The history of Eugenie
It’s worth noting that Eugenie has been a controversial film since its release. Some critics have accused it of glorifying abusive relationships and promoting misogyny. Others have praised its exploration of taboo subjects and its unique blend of different genres. As a film essayist, I believe that it’s important to engage with both perspectives and consider the ways in which Eugenie challenges our assumptions about sex, power, and desire.
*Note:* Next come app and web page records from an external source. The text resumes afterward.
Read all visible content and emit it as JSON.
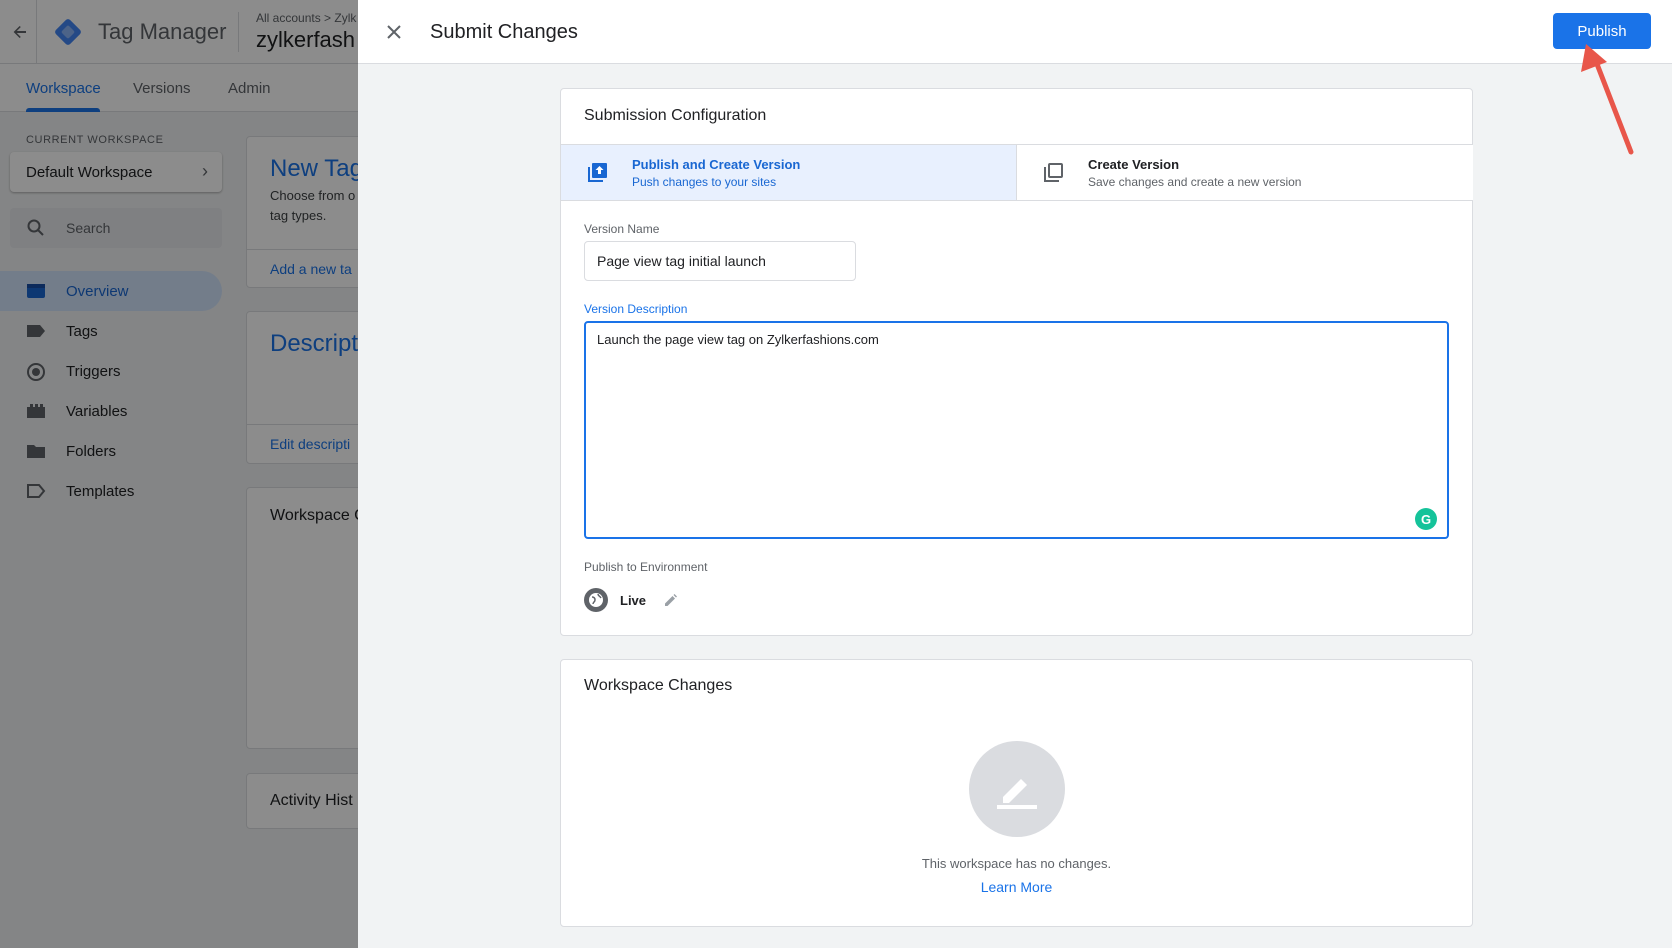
{
  "background": {
    "app_name": "Tag Manager",
    "breadcrumb": "All accounts > Zylk",
    "container_name": "zylkerfash",
    "tabs": [
      {
        "label": "Workspace"
      },
      {
        "label": "Versions"
      },
      {
        "label": "Admin"
      }
    ],
    "current_workspace_label": "CURRENT WORKSPACE",
    "workspace_name": "Default Workspace",
    "search_placeholder": "Search",
    "nav": [
      {
        "label": "Overview",
        "icon": "overview-icon"
      },
      {
        "label": "Tags",
        "icon": "tag-icon"
      },
      {
        "label": "Triggers",
        "icon": "trigger-icon"
      },
      {
        "label": "Variables",
        "icon": "variables-icon"
      },
      {
        "label": "Folders",
        "icon": "folder-icon"
      },
      {
        "label": "Templates",
        "icon": "template-icon"
      }
    ],
    "cards": {
      "new_tag": {
        "title": "New Tag",
        "text_line1": "Choose from o",
        "text_line2": "tag types.",
        "link": "Add a new ta"
      },
      "description": {
        "title": "Descript",
        "link": "Edit descripti"
      },
      "workspace_changes_title": "Workspace C",
      "activity_history_title": "Activity Hist"
    }
  },
  "sheet": {
    "title": "Submit Changes",
    "publish_label": "Publish",
    "submission": {
      "title": "Submission Configuration",
      "options": [
        {
          "title": "Publish and Create Version",
          "subtitle": "Push changes to your sites",
          "selected": true,
          "icon": "publish-version-icon"
        },
        {
          "title": "Create Version",
          "subtitle": "Save changes and create a new version",
          "selected": false,
          "icon": "create-version-icon"
        }
      ],
      "version_name_label": "Version Name",
      "version_name_value": "Page view tag initial launch",
      "version_description_label": "Version Description",
      "version_description_value": "Launch the page view tag on Zylkerfashions.com",
      "environment_label": "Publish to Environment",
      "environment_name": "Live"
    },
    "workspace_changes": {
      "title": "Workspace Changes",
      "empty_text": "This workspace has no changes.",
      "learn_more": "Learn More"
    }
  },
  "colors": {
    "accent": "#1a73e8",
    "selected_bg": "#e8f0fe",
    "annotation_arrow": "#e8564a"
  }
}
Now, let’s turn to the controversial writing style that targets fans of erotic movies. In many ways, the language used in Eugenie is designed to appeal to a specific type of viewer. The dialogue is often stilted and melodramatic, with characters spouting lines like “I want to possess you completely” and “I am your master, you are my slave.” This type of writing can be off-putting to some viewers, but for others, it’s part of the allure of the film. The over-the-top dialogue and performative acting style create a heightened reality that draws viewers into the story.
Franco’s Philosophy in the Boudoir
Additionally, the film’s use of fetishistic imagery is notable. Franco often focuses on close-ups of objects like whips, chains, and leather boots, emphasizing their tactile qualities and the ways in which they contribute to the characters’ sexual experiences. This type of visual language is common in erotic cinema, but Franco takes it to another level with his surrealistic approach. By blending the fetishistic imagery with dreamlike sequences and hallucinations, he creates a world that is both alluring and unsettling.
Eugenie is a fascinating addition to the cult European cinema canon. Its blend of different genres, including horror, surrealism, and eroticism, creates a complex and thought-provoking story that challenges our assumptions about desire and power. While the film’s explicit sexual content and controversial writing style may not be for everyone, they contribute to its appeal as a cult classic. For fans of erotic movies and those interested in exploring the boundaries of cinema, Eugenie is a must-watch. Franco’s direction, Rohm and Taylor’s performances, and the film’s unique blend of different genres come together to create a cinematic experience that is both unsettling and compelling.
Cult Euro Cinema has merit!
Moreover, Eugenie has had a significant impact on the cult European cinema genre. It has influenced numerous filmmakers, from Pedro Almodovar to Gaspar Noe, and has inspired a wave of erotic cinema that explores taboo subjects and pushes boundaries. Eugenie is a film that rewards repeat viewings, as each time the viewer watches it, they uncover new layers of meaning and interpretation.
However, it’s important to acknowledge the controversies surrounding the film. While some argue that Eugenie is a feminist exploration of taboo subjects, others criticize it for glorifying abusive relationships and promoting misogyny. As a film essayist, it’s essential to engage with both perspectives and acknowledge the film’s flaws while also recognizing its contributions to the genre.
How good did Blue Underground do on the Eugenie 4K UHD?
Blue Underground has upgraded Eugenie to 4K UHD with two new audio commentaries, a Jack Taylor interview and newly expanded stills in a gallery. Hell, I didn’t know how many posters and trailers existed for Eugenie until I started working on the review. Plus, that amazing A/V Quality gets a 66 gig dual layer disc to really get going.
While the 2160p transfer helps that 2.40:1 look true to its origins, I have mixed feelings about that DTS-HD 1.0 master audio track. While it’s true to the film’s origins, I was hoping for the audio to get beefed up from the Blu-ray era to 4K presentation. But for an erotic Jess Franco movie from the late 1960s, I’m willing to give it a pass.
Pick it up to complete your Franco collection. It’s 2023, everyone should have a Jess Franco collection.